What is a trust?
According to IRS.gov: "A trust is a relationship in which one person holds title to property, subject to an obligation to keep or use the property for the benefit of another."*
In basic terms, a trust is a financial document that is set up to explain how you want your property held while you are alive and then distributed to your beneficiaries after you are gone.
Here are the main benefits of including a trust in your estate plans:
- To reduce estate taxes liability
- To protect property in your estate
- To avoid probate
- To have control of how your money is distributed
Should you consider a trust?
Trusts can be created for many reasons. In general, trusts may be more useful for people who have assets of $500,000 or more to dedicate to the trust. While that sounds like a substantial amount of money, it can be surprising how quickly assets add up. Use the Gross Estate Worksheet to determine your estate's value.
Here are some examples of when you might consider a trust:

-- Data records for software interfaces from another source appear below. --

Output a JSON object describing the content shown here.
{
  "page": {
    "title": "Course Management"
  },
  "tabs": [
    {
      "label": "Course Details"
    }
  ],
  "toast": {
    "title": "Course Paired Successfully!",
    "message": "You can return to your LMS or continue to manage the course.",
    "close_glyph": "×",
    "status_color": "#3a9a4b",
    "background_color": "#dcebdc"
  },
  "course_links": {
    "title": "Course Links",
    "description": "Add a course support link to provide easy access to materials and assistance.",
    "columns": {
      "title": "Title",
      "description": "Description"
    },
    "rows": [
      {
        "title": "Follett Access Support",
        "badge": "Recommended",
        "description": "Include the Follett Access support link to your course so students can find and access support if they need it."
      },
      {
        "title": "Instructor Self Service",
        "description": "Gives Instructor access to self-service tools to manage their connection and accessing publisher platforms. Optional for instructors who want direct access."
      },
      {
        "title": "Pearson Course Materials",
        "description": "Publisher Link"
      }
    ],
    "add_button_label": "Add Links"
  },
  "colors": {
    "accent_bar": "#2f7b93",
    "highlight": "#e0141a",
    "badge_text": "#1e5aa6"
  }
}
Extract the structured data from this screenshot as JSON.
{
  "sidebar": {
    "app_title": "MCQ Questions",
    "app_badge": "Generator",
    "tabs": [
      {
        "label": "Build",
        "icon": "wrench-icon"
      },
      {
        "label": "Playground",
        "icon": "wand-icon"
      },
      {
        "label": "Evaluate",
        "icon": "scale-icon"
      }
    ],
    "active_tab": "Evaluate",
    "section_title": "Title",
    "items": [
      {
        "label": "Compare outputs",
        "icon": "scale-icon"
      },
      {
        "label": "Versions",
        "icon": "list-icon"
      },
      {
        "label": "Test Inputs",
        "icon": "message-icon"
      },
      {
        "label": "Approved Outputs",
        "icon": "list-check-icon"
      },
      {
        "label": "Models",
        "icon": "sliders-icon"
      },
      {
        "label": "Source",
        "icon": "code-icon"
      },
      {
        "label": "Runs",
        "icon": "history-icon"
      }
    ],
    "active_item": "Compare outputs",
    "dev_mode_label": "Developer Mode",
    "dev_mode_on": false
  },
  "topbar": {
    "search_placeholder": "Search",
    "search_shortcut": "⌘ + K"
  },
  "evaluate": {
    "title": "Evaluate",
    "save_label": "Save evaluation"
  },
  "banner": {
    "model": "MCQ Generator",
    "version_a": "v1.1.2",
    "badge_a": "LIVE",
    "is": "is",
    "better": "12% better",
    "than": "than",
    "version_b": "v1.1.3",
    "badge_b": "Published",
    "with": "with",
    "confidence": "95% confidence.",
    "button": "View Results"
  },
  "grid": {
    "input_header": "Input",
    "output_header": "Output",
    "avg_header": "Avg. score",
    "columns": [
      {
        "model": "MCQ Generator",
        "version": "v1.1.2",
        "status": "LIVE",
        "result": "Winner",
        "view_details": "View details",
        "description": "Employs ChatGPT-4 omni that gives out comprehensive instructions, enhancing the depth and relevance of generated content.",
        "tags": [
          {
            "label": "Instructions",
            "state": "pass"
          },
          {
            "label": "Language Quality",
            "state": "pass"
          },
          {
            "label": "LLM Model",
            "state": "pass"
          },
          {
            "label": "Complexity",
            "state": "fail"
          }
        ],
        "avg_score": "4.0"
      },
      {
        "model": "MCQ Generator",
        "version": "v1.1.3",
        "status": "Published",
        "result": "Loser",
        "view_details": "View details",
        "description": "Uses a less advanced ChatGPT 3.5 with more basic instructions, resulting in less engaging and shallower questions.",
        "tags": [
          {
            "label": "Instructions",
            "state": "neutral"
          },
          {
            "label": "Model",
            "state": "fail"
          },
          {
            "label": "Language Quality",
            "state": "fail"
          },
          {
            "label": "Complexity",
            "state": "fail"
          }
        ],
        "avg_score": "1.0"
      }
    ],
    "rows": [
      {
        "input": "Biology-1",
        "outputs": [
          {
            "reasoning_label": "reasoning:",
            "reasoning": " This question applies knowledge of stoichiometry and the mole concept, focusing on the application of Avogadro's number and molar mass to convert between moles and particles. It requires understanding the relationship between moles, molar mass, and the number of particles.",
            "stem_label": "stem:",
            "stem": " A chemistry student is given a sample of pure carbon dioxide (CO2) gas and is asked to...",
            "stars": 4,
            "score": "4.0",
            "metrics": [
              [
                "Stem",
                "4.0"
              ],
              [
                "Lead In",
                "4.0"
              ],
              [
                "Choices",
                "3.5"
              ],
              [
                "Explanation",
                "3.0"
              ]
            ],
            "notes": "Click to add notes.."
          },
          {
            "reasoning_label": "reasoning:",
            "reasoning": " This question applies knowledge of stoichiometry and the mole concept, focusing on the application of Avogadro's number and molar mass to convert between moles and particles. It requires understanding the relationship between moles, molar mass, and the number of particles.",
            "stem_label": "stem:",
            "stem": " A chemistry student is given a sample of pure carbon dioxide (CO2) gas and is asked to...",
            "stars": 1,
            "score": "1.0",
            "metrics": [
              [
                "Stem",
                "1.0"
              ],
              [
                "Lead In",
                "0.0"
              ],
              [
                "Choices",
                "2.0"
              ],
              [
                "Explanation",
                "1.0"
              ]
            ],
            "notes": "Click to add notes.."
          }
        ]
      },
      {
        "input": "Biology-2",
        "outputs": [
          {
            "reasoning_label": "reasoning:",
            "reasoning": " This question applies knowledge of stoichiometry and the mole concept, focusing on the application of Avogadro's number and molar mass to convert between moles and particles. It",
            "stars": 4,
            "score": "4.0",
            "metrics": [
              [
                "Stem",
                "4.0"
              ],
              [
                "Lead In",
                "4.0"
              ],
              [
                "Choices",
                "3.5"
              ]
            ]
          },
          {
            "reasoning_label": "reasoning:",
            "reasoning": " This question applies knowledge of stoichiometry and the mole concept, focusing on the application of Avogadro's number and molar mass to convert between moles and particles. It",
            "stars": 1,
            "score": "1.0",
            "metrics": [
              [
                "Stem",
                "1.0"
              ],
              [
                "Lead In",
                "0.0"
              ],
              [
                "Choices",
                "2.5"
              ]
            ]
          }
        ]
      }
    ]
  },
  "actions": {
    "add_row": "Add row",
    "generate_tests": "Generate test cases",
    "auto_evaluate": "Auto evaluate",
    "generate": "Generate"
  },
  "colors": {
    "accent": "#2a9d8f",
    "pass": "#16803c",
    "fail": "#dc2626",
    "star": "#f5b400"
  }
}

- Provide for a loved one with special needs
- Take care of your children financially should something happen to you
- Pass wealth to your grandchildren
- Give to your favorite charity
- Create substantial tax savings
Choosing a trust that is right for you
Selecting a trust is unique to each person's circumstances. It depends on the benefits you want and what you hope to accomplish with your trust.
There is great variety in the world of personal trusts, and some are better suited for certain situations than others. To compare the benefits of different types of trusts, visit the Trust Comparison Chart.
Choose a type of trust to learn more: